The Big Apple giveth, the Big Apple taketh away: After losing what would have been her latest Hark, a Vagrant! comic strip somewhere on the streets of SoHo, cartoonist Kate Beaton made lemonade out of lemons by instead posting “New York Sketches” — a sizeable selection of diary-comic strips about her life and times in New York City. From attending the New York Comic Con (see above) to dealing with drunk and disorderly fellow New Yorkers to assuaging the fears of her mom back in Nova Scotia, it’s a fun little portrait of the artist as she navigates the concrete jungle where dreams are made of [sic].

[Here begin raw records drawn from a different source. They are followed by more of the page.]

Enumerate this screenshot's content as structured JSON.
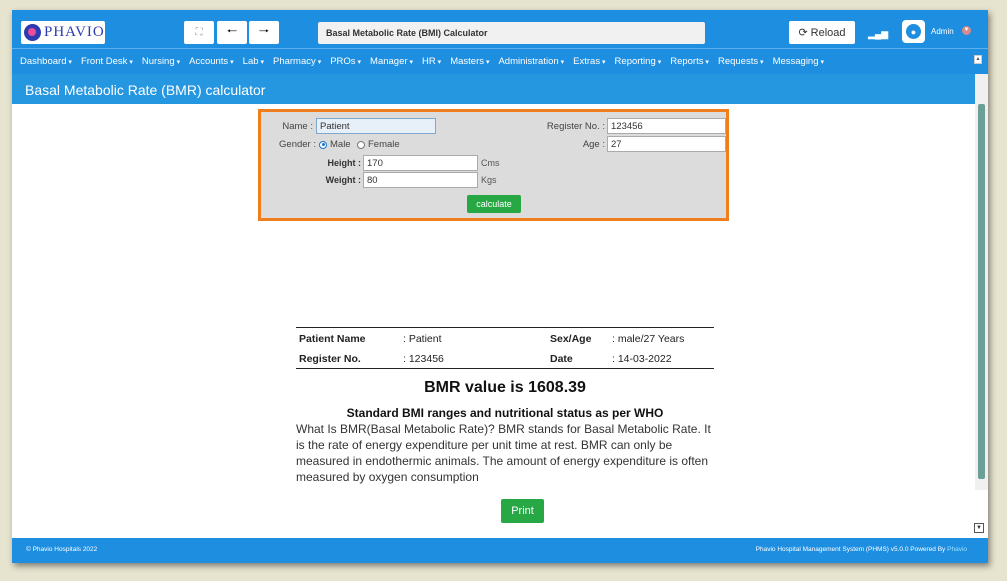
{
  "header": {
    "logo_text": "PHAVIO",
    "page_title": "Basal Metabolic Rate (BMI) Calculator",
    "reload_label": "Reload",
    "user_name": "Admin"
  },
  "menu": {
    "items": [
      "Dashboard",
      "Front Desk",
      "Nursing",
      "Accounts",
      "Lab",
      "Pharmacy",
      "PROs",
      "Manager",
      "HR",
      "Masters",
      "Administration",
      "Extras",
      "Reporting",
      "Reports",
      "Requests",
      "Messaging"
    ]
  },
  "page": {
    "heading": "Basal Metabolic Rate (BMR) calculator"
  },
  "form": {
    "name_label": "Name :",
    "name_value": "Patient",
    "register_label": "Register No. :",
    "register_value": "123456",
    "gender_label": "Gender :",
    "gender_options": [
      "Male",
      "Female"
    ],
    "gender_selected": "Male",
    "age_label": "Age :",
    "age_value": "27",
    "height_label": "Height :",
    "height_value": "170",
    "height_unit": "Cms",
    "weight_label": "Weight :",
    "weight_value": "80",
    "weight_unit": "Kgs",
    "calculate_label": "calculate"
  },
  "report": {
    "patient_name_label": "Patient Name",
    "patient_name_value": ": Patient",
    "sex_age_label": "Sex/Age",
    "sex_age_value": ": male/27 Years",
    "register_label": "Register No.",
    "register_value": ": 123456",
    "date_label": "Date",
    "date_value": ": 14-03-2022",
    "bmr_text": "BMR value is 1608.39",
    "ranges_title": "Standard BMI ranges and nutritional status as per WHO",
    "description": "What Is BMR(Basal Metabolic Rate)? BMR stands for Basal Metabolic Rate. It is the rate of energy expenditure per unit time at rest. BMR can only be measured in endothermic animals. The amount of energy expenditure is often measured by oxygen consumption",
    "print_label": "Print"
  },
  "footer": {
    "left": "© Phavio Hospitals 2022",
    "right": "Phavio Hospital Management System (PHMS) v5.0.0 Powered By",
    "brand": "Phavio"
  },
  "colors": {
    "primary": "#1e8ee0",
    "accent_border": "#f07d1e",
    "button_green": "#28a745"
  }
}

Retailing | Rich Johnston confirms that Diamond Comic Distributors is developing a digital comics service that, in the words of a company representative, “will be entirely focused on driving sales of digital comic-related content through brick and mortar comic book specialty retailers.” No details were made available, but an official announcement is expected “in the near future.” In the meantime, Johnston gathers initial reactions from several retailers. [Bleeding Cool]

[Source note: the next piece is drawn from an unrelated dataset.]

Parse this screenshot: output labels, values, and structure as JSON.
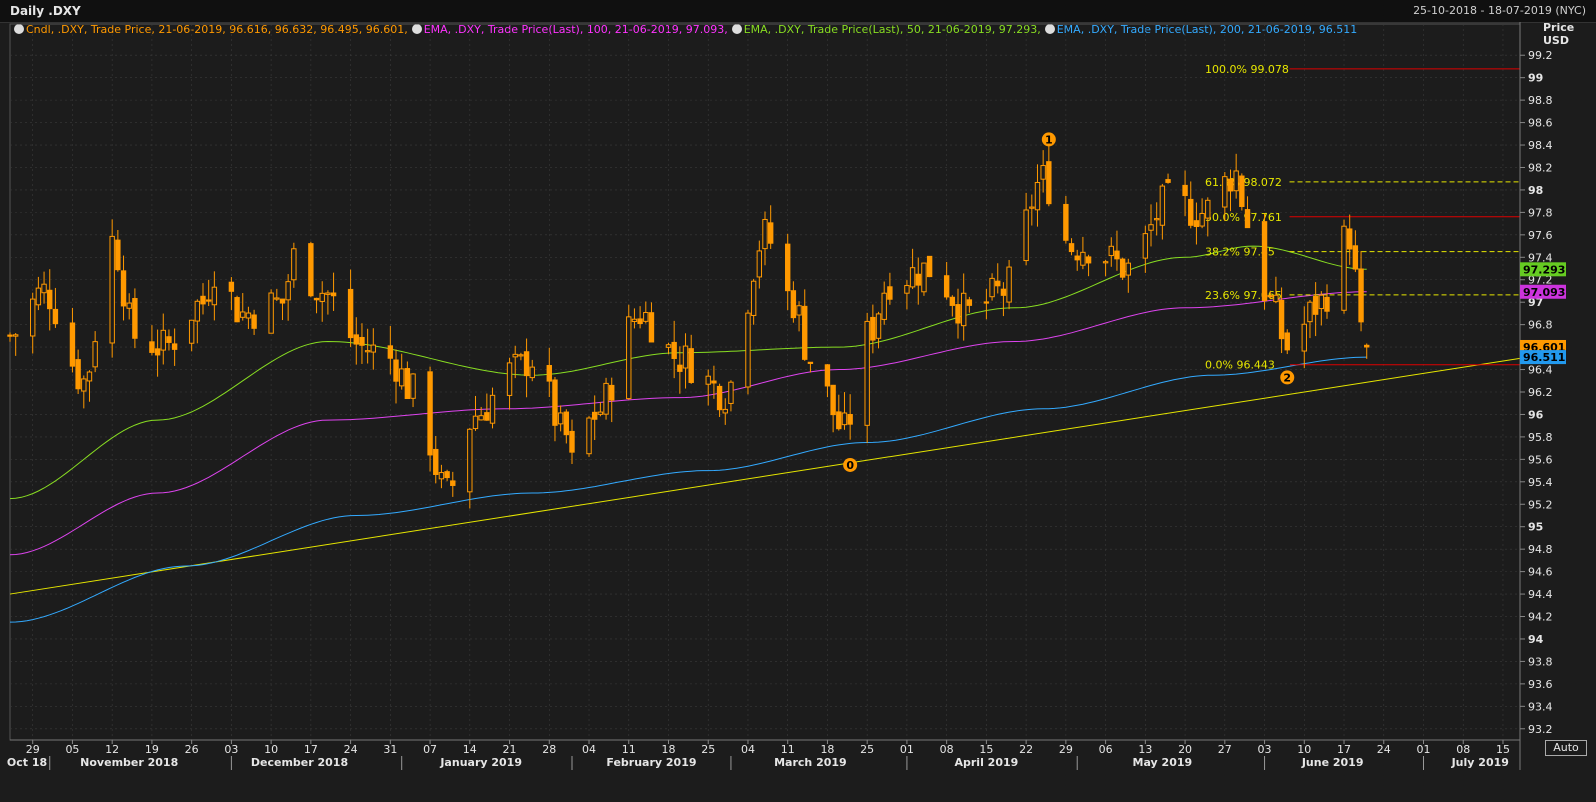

Publishing | Amit Desai, who has worked at Warner Bros. since 2004, has been named as DC Entertainment’s senior vice president, franchise management: “In his new role, Desai will develop and implement the individual franchise plans for Batman, Superman, Green Lantern, Wonder Woman, The Flash, MAD Magazine, Vertigo titles, and other DC properties. This will include driving wider cross-promotional support across all Time Warner divisions.” [press release]

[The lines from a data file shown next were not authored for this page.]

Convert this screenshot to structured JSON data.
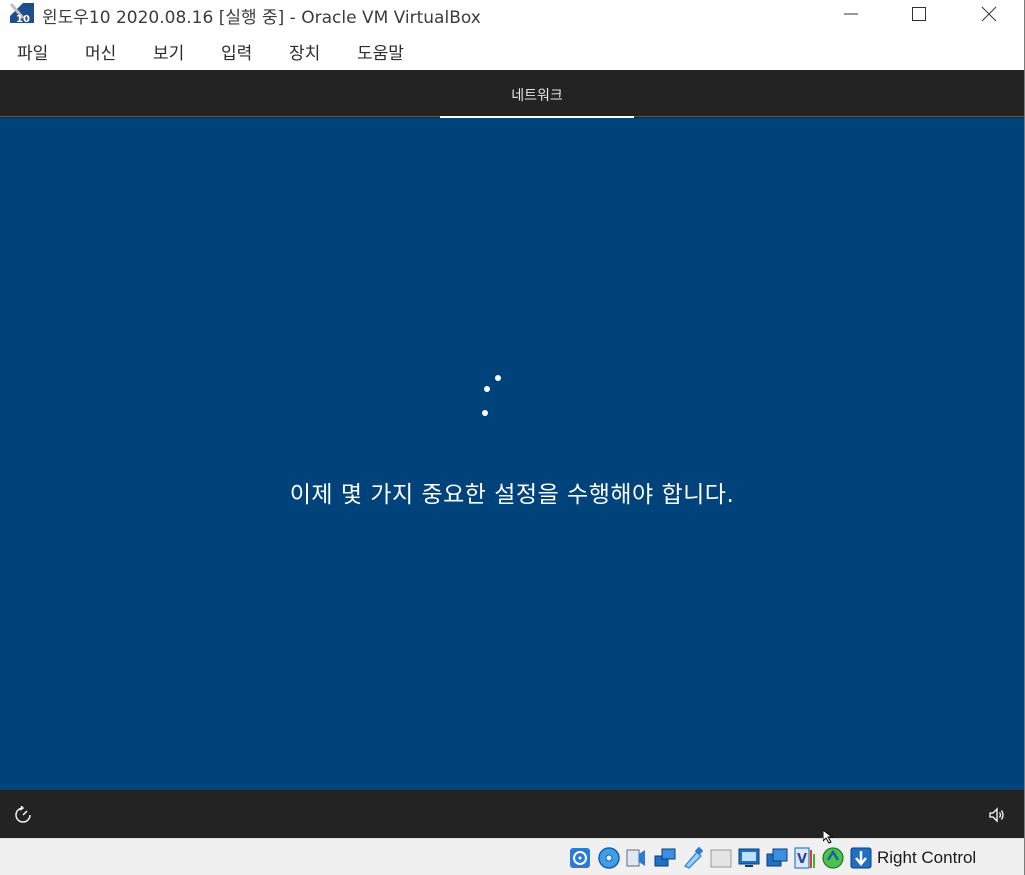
{
  "window": {
    "title": "윈도우10 2020.08.16 [실행 중] - Oracle VM VirtualBox",
    "app_icon": "virtualbox-vm-icon",
    "controls": [
      "minimize-icon",
      "maximize-icon",
      "close-icon"
    ]
  },
  "menu": {
    "items": [
      "파일",
      "머신",
      "보기",
      "입력",
      "장치",
      "도움말"
    ]
  },
  "guest": {
    "top_tab": "네트워크",
    "message": "이제 몇 가지 중요한 설정을 수행해야 합니다.",
    "background_color": "#00427a",
    "bar_color": "#232323",
    "bottom_left_icon": "ease-of-access-icon",
    "bottom_right_icon": "volume-icon"
  },
  "statusbar": {
    "icons": [
      "hard-disk-icon",
      "optical-drive-icon",
      "audio-icon",
      "network-icon",
      "usb-icon",
      "shared-folders-icon",
      "display-icon",
      "video-capture-icon",
      "virtualization-icon",
      "cpu-activity-icon",
      "mouse-integration-icon",
      "keyboard-capture-icon"
    ],
    "host_key": "Right Control"
  }
}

Publishing | Alex Segura, former publicity manager at DC Comics, has been hired by Archie Comics as executive director of publicity and marketing. [press release]
Hello and welcome once again to What Are You Reading?, where the Robot 6 crew talk about the comics and graphic novels that they’ve been enjoying lately. Today our special guest is Bill Reed, who contributes to our sister blog Comics Should Be Good!. To see what Bill and the Robot 6 crew have been reading, click the link below.
Last week Kate Beaton asked that male comics readers carefully consider their choice of words when complimenting female comics creators, so as to keep a bright dividing line between their work on the one hand and their gender and appearance on the other. The resulting discussion — or maybe the better word is backlash — made me fear for the future of the species.
Apparently I’m not alone in that. Cartoonist Gabby Schulz (aka Ken Dahl) crafted a masterfully mordant satire of the discussion, and countless others like it. Click here to read the whole thing. Then click back here to tell us why it’s ALL WRONG, god help us.
This year has been a difficult one for Friends of Lulu, but with their 2010 Lulu awards, a new website, and some plans for the future, they seem to be winding it up on a hopeful note.
Acting board member Kynn Bartlett also responded to Johanna Draper Carlson’s questions about the group’s IRS status and its plans for the future, saying that the interim board will be working on getting the house in order but keeping the organization’s options open for the elected board, and asking people not to make donations until the group straightens out its status with the IRS.